Stored entries
··········

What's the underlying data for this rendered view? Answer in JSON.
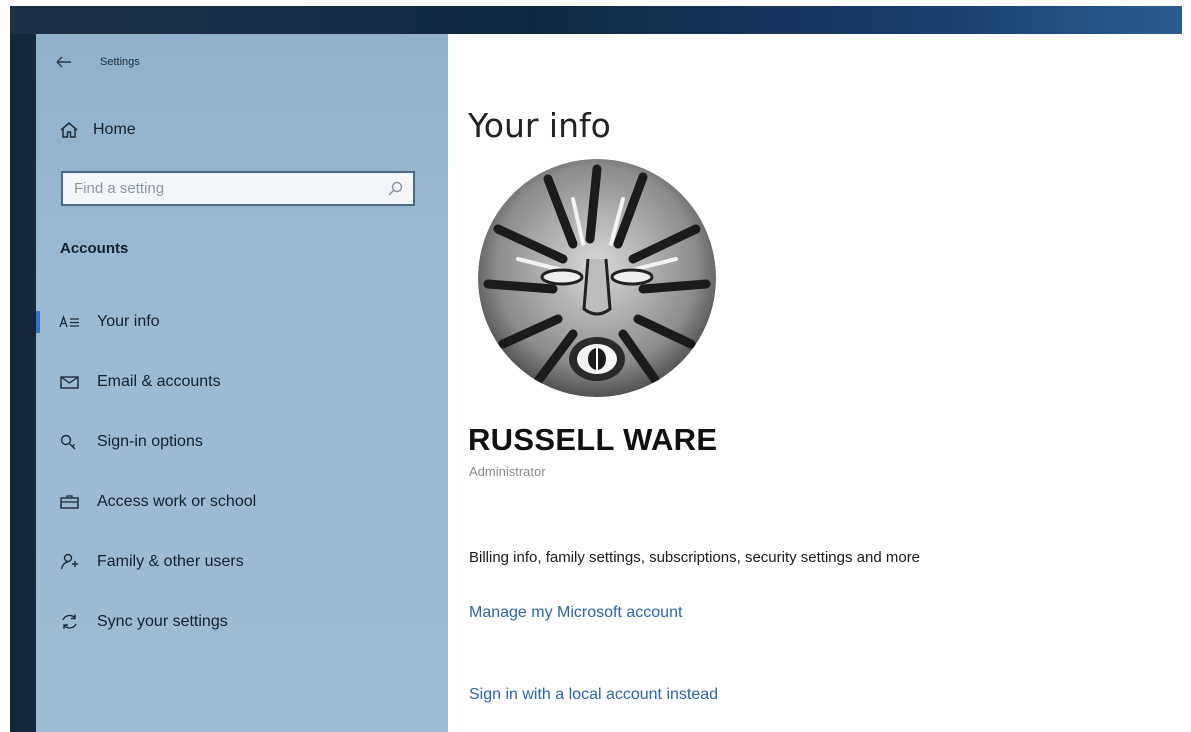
{
  "window": {
    "title": "Settings"
  },
  "sidebar": {
    "home_label": "Home",
    "search_placeholder": "Find a setting",
    "section_title": "Accounts",
    "items": [
      {
        "label": "Your info",
        "icon": "person-card-icon",
        "selected": true
      },
      {
        "label": "Email & accounts",
        "icon": "mail-icon",
        "selected": false
      },
      {
        "label": "Sign-in options",
        "icon": "key-icon",
        "selected": false
      },
      {
        "label": "Access work or school",
        "icon": "briefcase-icon",
        "selected": false
      },
      {
        "label": "Family & other users",
        "icon": "person-add-icon",
        "selected": false
      },
      {
        "label": "Sync your settings",
        "icon": "sync-icon",
        "selected": false
      }
    ]
  },
  "main": {
    "page_title": "Your info",
    "user_name": "RUSSELL WARE",
    "user_role": "Administrator",
    "billing_text": "Billing info, family settings, subscriptions, security settings and more",
    "manage_link": "Manage my Microsoft account",
    "local_link": "Sign in with a local account instead"
  },
  "colors": {
    "accent": "#2f77c6",
    "link": "#2a64aa",
    "sidebar_bg": "#9cbad2",
    "titlebar": "#0f2744"
  }
}
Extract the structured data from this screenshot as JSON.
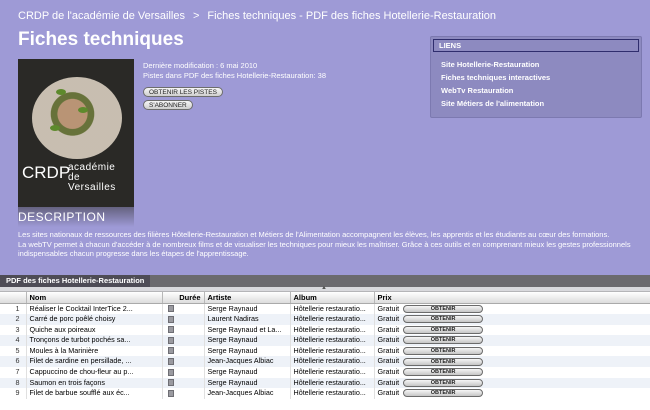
{
  "breadcrumb": {
    "first": "CRDP de l'académie de Versailles",
    "separator": ">",
    "second": "Fiches techniques - PDF des fiches Hotellerie-Restauration"
  },
  "title": "Fiches techniques",
  "artwork": {
    "brand": "CRDP",
    "subtitle_line1": "académie de",
    "subtitle_line2": "Versailles"
  },
  "meta": {
    "last_modified": "Dernière modification : 6 mai 2010",
    "tracks": "Pistes dans PDF des fiches Hotellerie-Restauration: 38"
  },
  "buttons": {
    "get_tracks": "OBTENIR LES PISTES",
    "subscribe": "S'ABONNER"
  },
  "liens": {
    "heading": "LIENS",
    "items": [
      "Site Hotellerie-Restauration",
      "Fiches techniques interactives",
      "WebTv Restauration",
      "Site Métiers de l'alimentation"
    ]
  },
  "description": {
    "heading": "DESCRIPTION",
    "p1": "Les sites nationaux de ressources des filières Hôtellerie-Restauration et Métiers de l'Alimentation accompagnent les élèves, les apprentis et les étudiants au cœur des formations.",
    "p2": "La webTV permet à chacun d'accéder à de nombreux films et de visualiser les techniques pour mieux les maîtriser. Grâce à ces outils et en comprenant mieux les gestes professionnels indispensables chacun progresse dans les étapes de l'apprentissage."
  },
  "tab": {
    "label": "PDF des fiches Hotellerie-Restauration"
  },
  "table": {
    "headers": {
      "name": "Nom",
      "duration": "Durée",
      "artist": "Artiste",
      "album": "Album",
      "price": "Prix"
    },
    "rows": [
      {
        "num": "1",
        "name": "Réaliser le Cocktail InterTice 2...",
        "duration": "",
        "artist": "Serge Raynaud",
        "album": "Hôtellerie restauratio...",
        "price": "Gratuit",
        "action": "OBTENIR"
      },
      {
        "num": "2",
        "name": "Carré de porc poêlé choisy",
        "duration": "",
        "artist": "Laurent Nadiras",
        "album": "Hôtellerie restauratio...",
        "price": "Gratuit",
        "action": "OBTENIR"
      },
      {
        "num": "3",
        "name": "Quiche aux poireaux",
        "duration": "",
        "artist": "Serge Raynaud et La...",
        "album": "Hôtellerie restauratio...",
        "price": "Gratuit",
        "action": "OBTENIR"
      },
      {
        "num": "4",
        "name": "Tronçons de turbot pochés sa...",
        "duration": "",
        "artist": "Serge Raynaud",
        "album": "Hôtellerie restauratio...",
        "price": "Gratuit",
        "action": "OBTENIR"
      },
      {
        "num": "5",
        "name": "Moules à la Marinière",
        "duration": "",
        "artist": "Serge Raynaud",
        "album": "Hôtellerie restauratio...",
        "price": "Gratuit",
        "action": "OBTENIR"
      },
      {
        "num": "6",
        "name": "Filet de sardine en persillade, ...",
        "duration": "",
        "artist": "Jean-Jacques Albiac",
        "album": "Hôtellerie restauratio...",
        "price": "Gratuit",
        "action": "OBTENIR"
      },
      {
        "num": "7",
        "name": "Cappuccino de chou-fleur au p...",
        "duration": "",
        "artist": "Serge Raynaud",
        "album": "Hôtellerie restauratio...",
        "price": "Gratuit",
        "action": "OBTENIR"
      },
      {
        "num": "8",
        "name": "Saumon en trois façons",
        "duration": "",
        "artist": "Serge Raynaud",
        "album": "Hôtellerie restauratio...",
        "price": "Gratuit",
        "action": "OBTENIR"
      },
      {
        "num": "9",
        "name": "Filet de barbue soufflé aux éc...",
        "duration": "",
        "artist": "Jean-Jacques Albiac",
        "album": "Hôtellerie restauratio...",
        "price": "Gratuit",
        "action": "OBTENIR"
      }
    ]
  }
}
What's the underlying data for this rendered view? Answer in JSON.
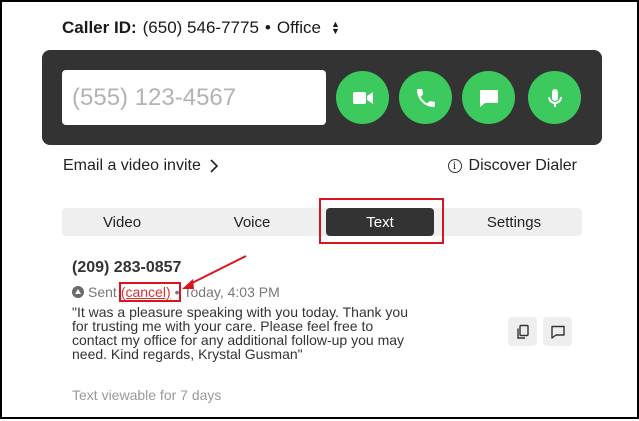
{
  "caller_id": {
    "label": "Caller ID:",
    "number": "(650) 546-7775",
    "separator": "•",
    "line": "Office"
  },
  "dialer": {
    "placeholder": "(555) 123-4567",
    "buttons": [
      "video-call",
      "voice-call",
      "text-message",
      "microphone"
    ],
    "accent_color": "#3cc95e"
  },
  "links": {
    "email_invite": "Email a video invite",
    "discover": "Discover Dialer"
  },
  "tabs": [
    {
      "label": "Video"
    },
    {
      "label": "Voice"
    },
    {
      "label": "Text",
      "active": true
    },
    {
      "label": "Settings"
    }
  ],
  "message": {
    "contact": "(209) 283-0857",
    "status": "Sent",
    "cancel_label": "(cancel)",
    "separator": "•",
    "timestamp": "Today, 4:03 PM",
    "body": "\"It was a pleasure speaking with you today. Thank you for trusting me with your care. Please feel free to contact my office for any additional follow-up you may need. Kind regards, Krystal Gusman\"",
    "footer": "Text viewable for 7 days"
  },
  "annotation_color": "#d9141e"
}
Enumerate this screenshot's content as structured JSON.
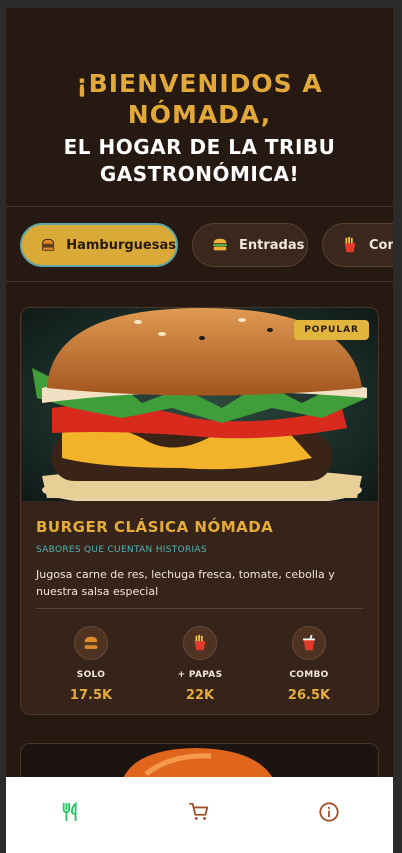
{
  "header": {
    "line1": "¡BIENVENIDOS A NÓMADA,",
    "line2": "EL HOGAR DE LA TRIBU GASTRONÓMICA!"
  },
  "tabs": [
    {
      "label": "Hamburguesas",
      "icon": "burger-icon",
      "active": true
    },
    {
      "label": "Entradas",
      "icon": "sandwich-icon",
      "active": false
    },
    {
      "label": "Com",
      "icon": "fries-icon",
      "active": false
    }
  ],
  "card": {
    "badge": "POPULAR",
    "name": "BURGER CLÁSICA NÓMADA",
    "tagline": "SABORES QUE CUENTAN HISTORIAS",
    "description": "Jugosa carne de res, lechuga fresca, tomate, cebolla y nuestra salsa especial",
    "options": [
      {
        "label": "SOLO",
        "price": "17.5K",
        "icon": "burger-icon"
      },
      {
        "label": "+ PAPAS",
        "price": "22K",
        "icon": "fries-icon"
      },
      {
        "label": "COMBO",
        "price": "26.5K",
        "icon": "drink-icon"
      }
    ]
  },
  "bottom_nav": [
    {
      "name": "menu",
      "icon": "utensils-icon",
      "color": "#22c55e"
    },
    {
      "name": "cart",
      "icon": "cart-icon",
      "color": "#a5502a"
    },
    {
      "name": "info",
      "icon": "info-icon",
      "color": "#a5502a"
    }
  ],
  "colors": {
    "accent": "#e2a83a",
    "background": "#251912",
    "teal": "#4fb3b7"
  }
}
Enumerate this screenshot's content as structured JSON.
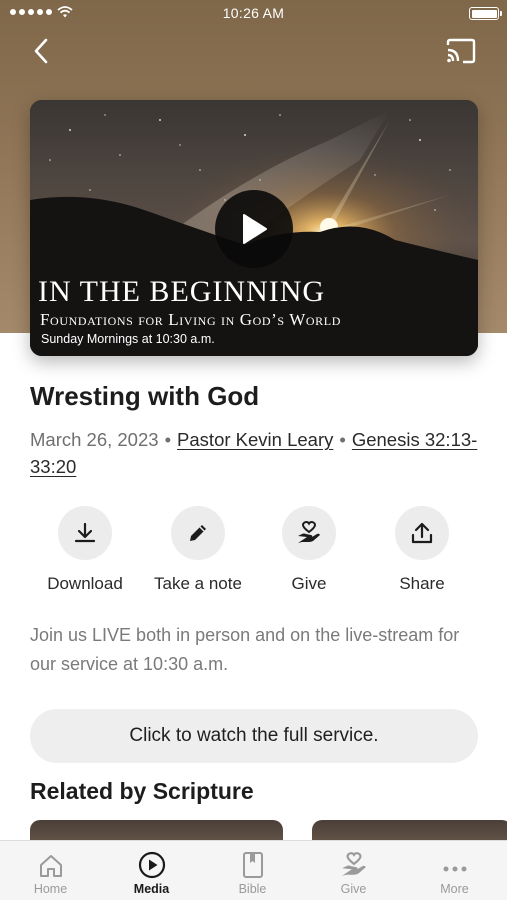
{
  "status_bar": {
    "time": "10:26 AM"
  },
  "header": {
    "back_icon": "chevron-left-icon",
    "cast_icon": "cast-icon"
  },
  "media": {
    "series_title": "IN THE BEGINNING",
    "series_subtitle": "Foundations for Living in God’s World",
    "series_schedule": "Sunday Mornings at 10:30 a.m.",
    "play_icon": "play-icon"
  },
  "sermon": {
    "title": "Wresting with God",
    "date": "March 26, 2023",
    "separator": "•",
    "speaker": "Pastor Kevin Leary",
    "scripture": "Genesis 32:13-33:20"
  },
  "actions": [
    {
      "label": "Download",
      "icon": "download-icon"
    },
    {
      "label": "Take a note",
      "icon": "pencil-icon"
    },
    {
      "label": "Give",
      "icon": "heart-hand-icon"
    },
    {
      "label": "Share",
      "icon": "share-icon"
    }
  ],
  "description": "Join us LIVE both in person and on the live-stream for our service at 10:30 a.m.",
  "watch_button": "Click to watch the full service.",
  "related": {
    "title": "Related by Scripture"
  },
  "tabs": [
    {
      "label": "Home",
      "icon": "home-icon",
      "active": false
    },
    {
      "label": "Media",
      "icon": "play-circle-icon",
      "active": true
    },
    {
      "label": "Bible",
      "icon": "bible-icon",
      "active": false
    },
    {
      "label": "Give",
      "icon": "heart-hand-icon",
      "active": false
    },
    {
      "label": "More",
      "icon": "more-dots-icon",
      "active": false
    }
  ],
  "colors": {
    "header_bg": "#94795a",
    "button_bg": "#eeeeee",
    "text_muted": "#6f6f6f"
  }
}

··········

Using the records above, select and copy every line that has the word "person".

        "icon": "person-card-icon",
        "icon": "person-add-icon",
  "description": "Join us LIVE both in person and on the live-stream for our service at 10:30 a.m.",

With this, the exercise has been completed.